Lasmo yesterday confirmed it was in discussions with Enterprise but said the outcome of the talks was still uncertain as a merger with Enterprise was only one of several options under consideration. The group is also in talks with other potential partners, including several oil giants.
"Lasmo is in discussions with a number of parties on a range of strategic initiatives, one of which is an evaluation of a possible merger with Enterprise Oil," the company said in a statement.
The talks began in December when Sir Graham Hearne, chairman of Enterprise Oil, began talks with his old rival Joe Darby, chief executive of Lasmo. Sir Graham's approach to Lasmo comes more than four years after Enterprise launched a disastrous pounds 1.7bn hostile takeover bid for Lasmo.
The talks between Enterprise and Lasmo are still at an early stage. Enterprise said it was engaged in "exploratory discussions which may or may not lead to a merger between the two companies".
Any merger would be on the basis of current market valuations. Enterprise is valued at pounds 1.4bn in terms of market capitalisation, while Lasmo is valued at pounds 910m.
The future positions of senior executives on both sides has not yet been discussed. Enterprise is said to be dismayed that news of the talks has already leaked.
Both Enterprise and Lasmo have also been in talks with other parties, including oil majors of a similar size to BP/Amoco, though these are not thought to include a full takeover.
A successful merger between Enterprise and Lasmo would conclude a saga which began with an acrimonious bid battle in 1994. Then, after an angry war of words, Enterprise's pounds 1.7bn bid for Lasmo failed to gain shareholder approval and left Enterprise, which had built up a 7 per cent stake in Lasmo, with a large paper loss.

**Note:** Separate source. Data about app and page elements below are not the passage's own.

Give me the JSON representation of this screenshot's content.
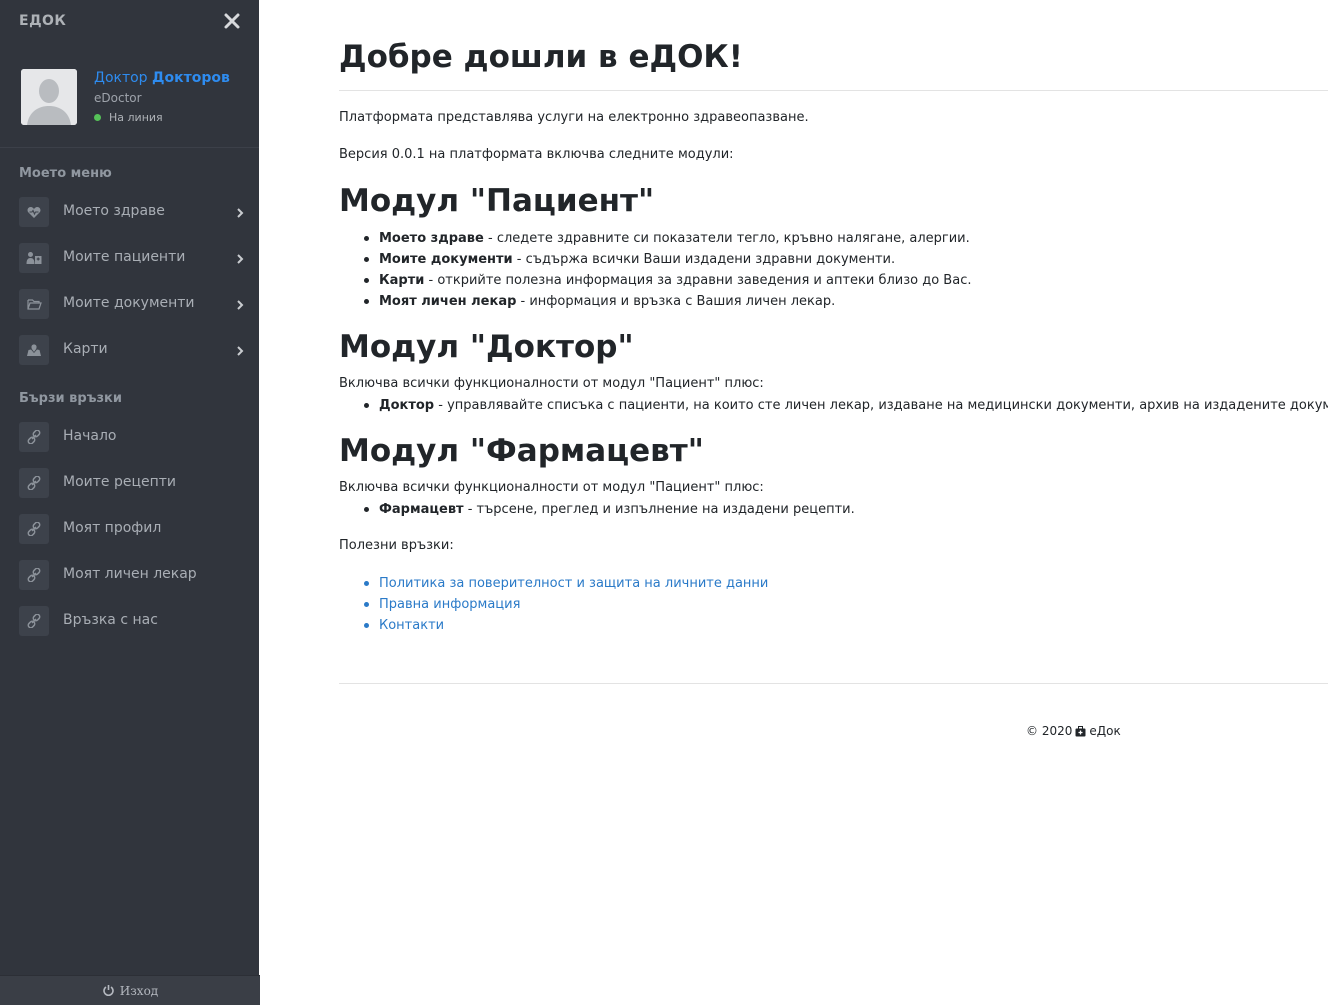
{
  "sidebar": {
    "brand": "ЕДОК",
    "profile": {
      "first_name": "Доктор",
      "last_name": "Докторов",
      "role": "eDoctor",
      "status": "На линия"
    },
    "menu_title": "Моето меню",
    "menu_items": [
      {
        "label": "Моето здраве",
        "icon": "heart-icon"
      },
      {
        "label": "Моите пациенти",
        "icon": "patients-icon"
      },
      {
        "label": "Моите документи",
        "icon": "folder-icon"
      },
      {
        "label": "Карти",
        "icon": "map-icon"
      }
    ],
    "links_title": "Бързи връзки",
    "quick_links": [
      {
        "label": "Начало",
        "icon": "link-icon"
      },
      {
        "label": "Моите рецепти",
        "icon": "link-icon"
      },
      {
        "label": "Моят профил",
        "icon": "link-icon"
      },
      {
        "label": "Моят личен лекар",
        "icon": "link-icon"
      },
      {
        "label": "Връзка с нас",
        "icon": "link-icon"
      }
    ],
    "logout": "Изход"
  },
  "main": {
    "title": "Добре дошли в еДОК!",
    "intro": "Платформата представлява услуги на електронно здравеопазване.",
    "version_text": "Версия 0.0.1 на платформата включва следните модули:",
    "patient_module": {
      "title": "Модул \"Пациент\"",
      "items": [
        {
          "bold": "Моето здраве",
          "text": " - следете здравните си показатели тегло, кръвно налягане, алергии."
        },
        {
          "bold": "Моите документи",
          "text": " - съдържа всички Ваши издадени здравни документи."
        },
        {
          "bold": "Карти",
          "text": " - открийте полезна информация за здравни заведения и аптеки близо до Вас."
        },
        {
          "bold": "Моят личен лекар",
          "text": " - информация и връзка с Вашия личен лекар."
        }
      ]
    },
    "doctor_module": {
      "title": "Модул \"Доктор\"",
      "intro": "Включва всички функционалности от модул \"Пациент\" плюс:",
      "items": [
        {
          "bold": "Доктор",
          "text": " - управлявайте списъка с пациенти, на които сте личен лекар, издаване на медицински документи, архив на издадените документи."
        }
      ]
    },
    "pharmacist_module": {
      "title": "Модул \"Фармацевт\"",
      "intro": "Включва всички функционалности от модул \"Пациент\" плюс:",
      "items": [
        {
          "bold": "Фармацевт",
          "text": " - търсене, преглед и изпълнение на издадени рецепти."
        }
      ]
    },
    "useful_links_title": "Полезни връзки:",
    "useful_links": [
      "Политика за поверителност и защита на личните данни",
      "Правна информация",
      "Контакти"
    ],
    "footer": {
      "copyright": "© 2020",
      "brand": "еДок"
    }
  }
}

Sir Graham Hearne, then chief executive and chairman, was forced to split his role and find a new chief executive. Many observers blamed Warburg's, Enterprise's advisers, for the debacle.
The reconciliation between Enterprise and Lasmo has been prompted by the slump in world oil prices in the second half of 1998. At $11.73 a barrel, nearly $7 cheaper than in 1997, the oil price is lower than it has been for 10 years.

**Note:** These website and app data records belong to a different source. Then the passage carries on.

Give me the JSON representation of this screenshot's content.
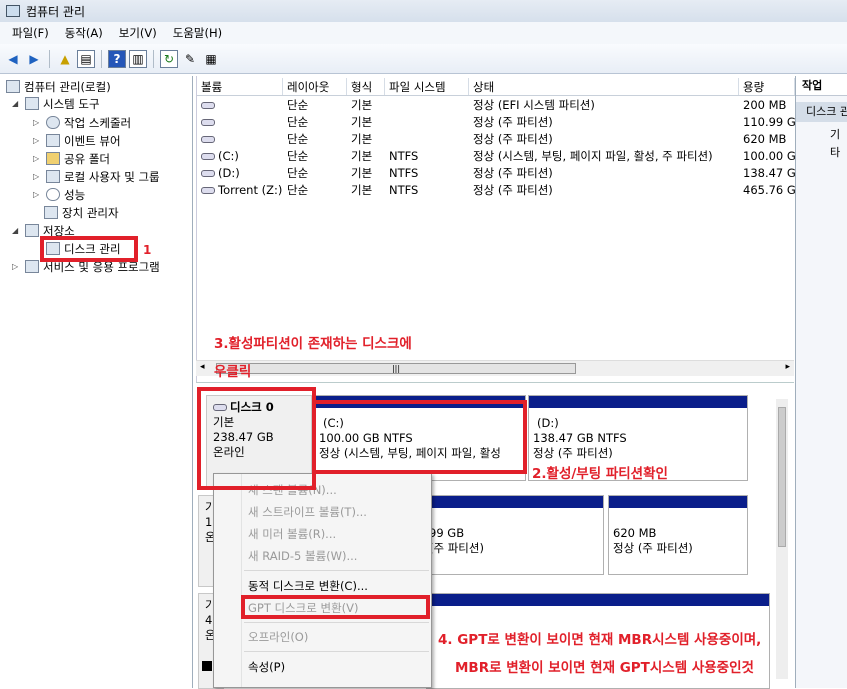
{
  "window": {
    "title": "컴퓨터 관리"
  },
  "menu": [
    "파일(F)",
    "동작(A)",
    "보기(V)",
    "도움말(H)"
  ],
  "tree": {
    "root": "컴퓨터 관리(로컬)",
    "system_tools": "시스템 도구",
    "task_scheduler": "작업 스케줄러",
    "event_viewer": "이벤트 뷰어",
    "shared_folders": "공유 폴더",
    "local_users": "로컬 사용자 및 그룹",
    "performance": "성능",
    "device_manager": "장치 관리자",
    "storage": "저장소",
    "disk_management": "디스크 관리",
    "services": "서비스 및 응용 프로그램"
  },
  "volume_table": {
    "headers": [
      "볼륨",
      "레이아웃",
      "형식",
      "파일 시스템",
      "상태",
      "용량"
    ],
    "rows": [
      [
        "",
        "단순",
        "기본",
        "",
        "정상 (EFI 시스템 파티션)",
        "200 MB"
      ],
      [
        "",
        "단순",
        "기본",
        "",
        "정상 (주 파티션)",
        "110.99 G"
      ],
      [
        "",
        "단순",
        "기본",
        "",
        "정상 (주 파티션)",
        "620 MB"
      ],
      [
        "(C:)",
        "단순",
        "기본",
        "NTFS",
        "정상 (시스템, 부팅, 페이지 파일, 활성, 주 파티션)",
        "100.00 G"
      ],
      [
        "(D:)",
        "단순",
        "기본",
        "NTFS",
        "정상 (주 파티션)",
        "138.47 G"
      ],
      [
        "Torrent (Z:)",
        "단순",
        "기본",
        "NTFS",
        "정상 (주 파티션)",
        "465.76 G"
      ]
    ]
  },
  "action_pane": {
    "header": "작업",
    "item": "디스크 관",
    "sub": "기타"
  },
  "disk0": {
    "name": "디스크 0",
    "type": "기본",
    "size": "238.47 GB",
    "status": "온라인"
  },
  "disk1": {
    "l1": "기",
    "l2": "1",
    "l3": "온"
  },
  "disk2": {
    "l1": "기",
    "l2": "4",
    "l3": "온"
  },
  "partitions": {
    "c": {
      "name": "(C:)",
      "size": "100.00 GB NTFS",
      "status": "정상 (시스템, 부팅, 페이지 파일, 활성"
    },
    "d": {
      "name": "(D:)",
      "size": "138.47 GB NTFS",
      "status": "정상 (주 파티션)"
    },
    "p2": {
      "size": "99 GB",
      "status": "(주 파티션)"
    },
    "p3": {
      "size": "620 MB",
      "status": "정상 (주 파티션)"
    }
  },
  "context_menu": [
    {
      "label": "새 스팬 볼륨(N)...",
      "enabled": false
    },
    {
      "label": "새 스트라이프 볼륨(T)...",
      "enabled": false
    },
    {
      "label": "새 미러 볼륨(R)...",
      "enabled": false
    },
    {
      "label": "새 RAID-5 볼륨(W)...",
      "enabled": false
    },
    {
      "label": "동적 디스크로 변환(C)...",
      "enabled": true
    },
    {
      "label": "GPT 디스크로 변환(V)",
      "enabled": false
    },
    {
      "label": "오프라인(O)",
      "enabled": false
    },
    {
      "label": "속성(P)",
      "enabled": true
    }
  ],
  "annotations": {
    "a1": "1",
    "a2": "2.활성/부팅 파티션확인",
    "a3_line1": "3.활성파티션이 존재하는 디스크에",
    "a3_line2": "우클릭",
    "a4_line1": "4. GPT로 변환이 보이면 현재 MBR시스템 사용중이며,",
    "a4_line2": "MBR로 변환이 보이면 현재 GPT시스템 사용중인것"
  },
  "colors": {
    "annotation": "#e1202a",
    "partition_bar": "#0a1e8a"
  }
}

The oil price slump has called into question the value of oil exploration projects planned by the two companies. Shares in Enterprise have more than halved this year from 604p to 283p. Shares in Lasmo have sunk by more than 70 per cent, from a May high of 297.5p to 94.25p on Friday.

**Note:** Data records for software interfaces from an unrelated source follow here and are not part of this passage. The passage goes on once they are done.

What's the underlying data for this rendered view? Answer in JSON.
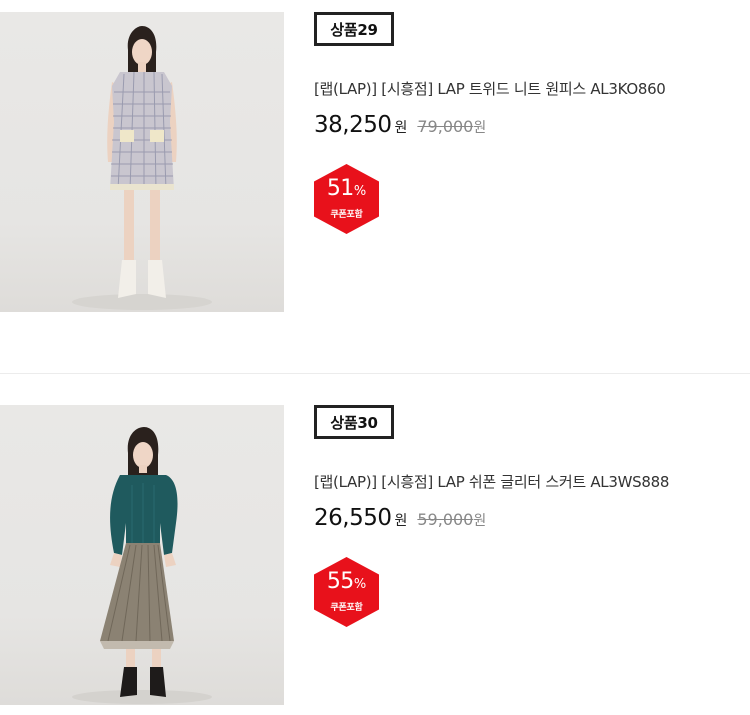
{
  "products": [
    {
      "rank_label": "상품29",
      "name": "[랩(LAP)] [시흥점] LAP 트위드 니트 원피스 AL3KO860",
      "sale_price": "38,250",
      "sale_unit": "원",
      "original_price": "79,000",
      "original_unit": "원",
      "discount_number": "51",
      "discount_sign": "%",
      "coupon_label": "쿠폰포함",
      "image_icon": "product-photo-tweed-dress"
    },
    {
      "rank_label": "상품30",
      "name": "[랩(LAP)] [시흥점] LAP 쉬폰 글리터 스커트 AL3WS888",
      "sale_price": "26,550",
      "sale_unit": "원",
      "original_price": "59,000",
      "original_unit": "원",
      "discount_number": "55",
      "discount_sign": "%",
      "coupon_label": "쿠폰포함",
      "image_icon": "product-photo-glitter-skirt"
    }
  ],
  "colors": {
    "badge_red": "#e8111b",
    "text_dark": "#111111",
    "text_muted": "#888888",
    "divider": "#ececec"
  }
}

Amid rumours of a cash crisis, Lasmo last week issued a statement insisting its share price was unjustified and denying rumours of a forthcoming rights issue. In its 1999 projections, the company is banking on an average price of $13 a barrel.
The company said its balance sheet was in good shape. It had a current cash balance of pounds 550m, pounds 150m in undrawn facilities, and gearing was 54 per cent.
In November, Lasmo said it was cutting 60 per cent of the staff at its London head office - 300 jobs. The company said it was concentrating on safer exploration projects and aiming to cut its costs by pounds 30m.
News of the talks underlines the mounting pressure for consolidation in the sector owing to the slumping oil price.